The paintings in this collection portray an entire dynasty of colonial proprietors, the six Lords Baltimore. One after the other, they controlled, in gradually lessening degree, the peopling, the economic development, and the government of Maryland for 137 years.
Collection Location: Enoch Pratt Free Library / State Library Resource Center
Collection Overview: The full-length portraits of the six Lords Baltimore, which hang in the Central Hall of the Enoch Pratt Free Library, Baltimore's public library, constitute a series of historical paintings without parallel in America. They portray an entire dynasty of colonial proprietors, the barons of Baltimore, from the founder, who projected the Colony of Maryland, and his son, who in 1634 established the third English foothold in America, to the last Lord, whose death nearly a century and a half later closed the succession. These are the men who owned the soil of Maryland under a charter of feudal type that conveyed one of the most extensive grants of powers conceded by the crown of England during the period of colonization. One after the other, they controlled, in gradually lessening degree, the peopling, the economic development, and the government of Maryland for one hundred and thirty-seven years, save for two short interludes.
These pictures kindle a fresh interest in the history of our country – a varied panorama in which Maryland illustrates the evolution of an idea borrowed from the Middle Ages, cherished for a century and half by noble lords of an aristocratic regime, and transformed by the character and experience of its people into a republican society.
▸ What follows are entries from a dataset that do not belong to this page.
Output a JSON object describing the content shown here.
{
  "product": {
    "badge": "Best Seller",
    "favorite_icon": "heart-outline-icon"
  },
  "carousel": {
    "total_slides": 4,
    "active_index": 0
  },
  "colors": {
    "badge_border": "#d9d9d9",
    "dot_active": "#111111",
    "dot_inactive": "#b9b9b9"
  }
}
Five of the portraits were presented to the Library in 1940 by Dr. Hugh Hampton Young of Baltimore, who succeeded at great pains in securing them in 1933, when he found that the series had been dispersed at auction in London. The portrait of the second Lord Baltimore had been purchased by Mr. William Randolph Hearst. Dr. Young informed the trustees of the Library that, if this portrait could be acquired by the institution, he would gladly present the other five. This generous promise was fulfilled in 1940, and thus this remarkable series of portraits of six successive generations was permanently reunited in the city that bears the name of the proprietary title.
The Boy in the Portrait
Letter to the King
Acquisition of the Portraits